Choosing projects can be a minefield, though, even when you're successful enough not to be scrabbling for work. "I'm lucky and can honestly say that clients come to me," says Dahl. "However, in the long run this can turn out to be bad for you, since you don't have time to reflect on what you want, what will be good for you and the studio concerning dreams, direction and development." It goes against the grain to turn down projects, but sometimes, "it is essential, to grow".

Dahl says his particular love is print work. "I've always had an intense passion for typography," he explains. In fact, his enthusiasm for design started with messing about in Microsoft Word, the only program he knew of at the time. "[From it] I got some of my first great experiences of the impact of digital typefaces and typography," he recalls. "Illustrator, Photoshop, QuarkXPress and InDesign were soon to be discovered, of course, but I'd spend days researching new and old typefaces. I couldn't stop; it became almost obsessive."

At the time of writing, Dahl is immersed in font research towards a dynamic identity for an exhibition at the Danish Design Centre, the Pompidou Centre and the V&A. He's buzzing with enthusiasm. "For this brief, Helvetica would be my first choice for a font; it's both raw and elegant, and can be classic and contemporary, arty and commercial at the same time," he says. "When doing logos, I always try to make them a bit dynamic, working with old, new and original font families, breaking them, respecting them, re-drawing them or combining them into new logotypes."

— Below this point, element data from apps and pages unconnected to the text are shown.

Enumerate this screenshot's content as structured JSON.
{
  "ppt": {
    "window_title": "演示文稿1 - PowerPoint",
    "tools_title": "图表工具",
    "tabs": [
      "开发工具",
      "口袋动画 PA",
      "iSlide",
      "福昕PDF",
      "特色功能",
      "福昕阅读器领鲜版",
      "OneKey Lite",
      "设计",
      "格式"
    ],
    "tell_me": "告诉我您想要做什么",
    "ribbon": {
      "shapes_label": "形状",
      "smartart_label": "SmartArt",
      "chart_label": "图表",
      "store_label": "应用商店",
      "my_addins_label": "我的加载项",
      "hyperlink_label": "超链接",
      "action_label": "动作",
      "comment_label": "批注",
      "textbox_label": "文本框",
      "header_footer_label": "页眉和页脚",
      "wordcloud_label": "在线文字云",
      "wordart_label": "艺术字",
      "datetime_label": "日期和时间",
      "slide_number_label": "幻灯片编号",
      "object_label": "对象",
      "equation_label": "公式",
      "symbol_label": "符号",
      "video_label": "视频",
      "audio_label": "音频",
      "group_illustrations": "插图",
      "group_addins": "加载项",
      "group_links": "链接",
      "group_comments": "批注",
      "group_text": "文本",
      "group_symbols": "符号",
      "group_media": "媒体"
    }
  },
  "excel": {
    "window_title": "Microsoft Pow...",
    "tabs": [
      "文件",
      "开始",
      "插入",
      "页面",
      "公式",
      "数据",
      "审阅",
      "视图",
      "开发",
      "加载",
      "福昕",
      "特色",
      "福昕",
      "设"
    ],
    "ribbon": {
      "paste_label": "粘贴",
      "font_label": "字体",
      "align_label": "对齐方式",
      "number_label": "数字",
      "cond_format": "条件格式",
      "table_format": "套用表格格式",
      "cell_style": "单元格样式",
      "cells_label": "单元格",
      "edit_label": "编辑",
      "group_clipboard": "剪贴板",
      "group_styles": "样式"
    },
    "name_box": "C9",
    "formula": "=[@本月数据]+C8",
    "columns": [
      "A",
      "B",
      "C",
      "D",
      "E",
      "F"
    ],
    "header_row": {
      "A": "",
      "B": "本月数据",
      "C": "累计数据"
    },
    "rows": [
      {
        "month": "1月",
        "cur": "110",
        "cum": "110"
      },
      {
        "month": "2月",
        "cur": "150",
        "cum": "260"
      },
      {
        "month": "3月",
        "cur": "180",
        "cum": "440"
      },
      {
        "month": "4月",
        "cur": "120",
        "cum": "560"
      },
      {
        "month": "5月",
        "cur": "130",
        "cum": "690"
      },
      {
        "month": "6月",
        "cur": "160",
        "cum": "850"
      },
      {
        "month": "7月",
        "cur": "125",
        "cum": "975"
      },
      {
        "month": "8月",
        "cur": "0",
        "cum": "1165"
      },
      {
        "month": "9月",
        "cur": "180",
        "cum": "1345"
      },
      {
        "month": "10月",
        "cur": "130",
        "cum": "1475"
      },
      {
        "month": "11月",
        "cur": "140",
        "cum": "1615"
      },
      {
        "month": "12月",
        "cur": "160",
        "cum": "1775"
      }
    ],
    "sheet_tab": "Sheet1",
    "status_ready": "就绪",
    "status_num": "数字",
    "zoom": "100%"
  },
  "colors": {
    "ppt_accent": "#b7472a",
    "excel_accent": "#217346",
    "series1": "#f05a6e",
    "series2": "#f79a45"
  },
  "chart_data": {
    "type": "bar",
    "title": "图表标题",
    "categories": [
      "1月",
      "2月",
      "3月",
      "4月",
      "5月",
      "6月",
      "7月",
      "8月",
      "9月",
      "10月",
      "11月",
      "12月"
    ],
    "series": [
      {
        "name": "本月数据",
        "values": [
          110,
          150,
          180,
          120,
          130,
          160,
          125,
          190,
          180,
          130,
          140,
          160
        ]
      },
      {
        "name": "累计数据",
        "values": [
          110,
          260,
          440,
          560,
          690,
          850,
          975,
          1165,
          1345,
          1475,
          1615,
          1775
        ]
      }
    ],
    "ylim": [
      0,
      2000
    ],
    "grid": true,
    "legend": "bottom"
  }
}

Dahl describes Homework's style as "clean and classical, while also being contemporary and abstract." "At times I allow myself the simple beauty in things. I don't like it when things are too conceptual or gimmicky. It's not always about creating something new, but trying to make something common look interesting." He has no time for pretension, however. "My job is only a job and I don't see myself as an artist, just a graphic designer with a privileged job."

Work, rest and play
Looking at his past achievements, Dahl particularly values his time as artistic director on HE magazine. "We started out wanting a direction [for] a men's fashion magazine that we couldn't find in comparable publications," he remembers. Dahl decided on a very clean format, inspired by "the Memphis design era, Danish LEGO and Pac-Man - referential elements but with a modern result. To make it 'hardcore meets pop' was our work phrase." And, being a self-proclaimed typography freak, Dahl wanted to get the font work on HE just right: "It had to be quite tight and masculine but still playful."

Unsurprisingly for a man who appears to buzz with energy, Dahl has many plans for the future. Personal projects include building a summerhouse north of Sealand in Denmark, in the "most amazing wild and green space," and a trip to Japan - although even this has a work slant, as Dahl admits that he's interested in giving more Japanese clients the Homework treatment. And work-wise? "I'm restructuring Homework's client base and keeping my eyes open for a new studio and workspace," says Dahl. However, expansion as such is not on the cards. "Not yet," he says. "I have Kalle Graverholt, Benjamin Jonsson and Klaus Lindbak designing for me, and I work with others out-of-house, depending on the project."

With Homework, you get the impression that every move is thoroughly thought-out - no blind leaps of faith here - and that goes not just for projects the team takes on but how the studio itself operates. The balance has been struck, so, for Dahl, an element of 'If it ain't broke.." comes into play when thinking of how to take Homework into the future. "It's taken me years but I feel that I'm finally there," he says, "where I don't work over weekends and don't have that desperate urge to check my email every second, 24-7. It's a great relief and a conquest for me."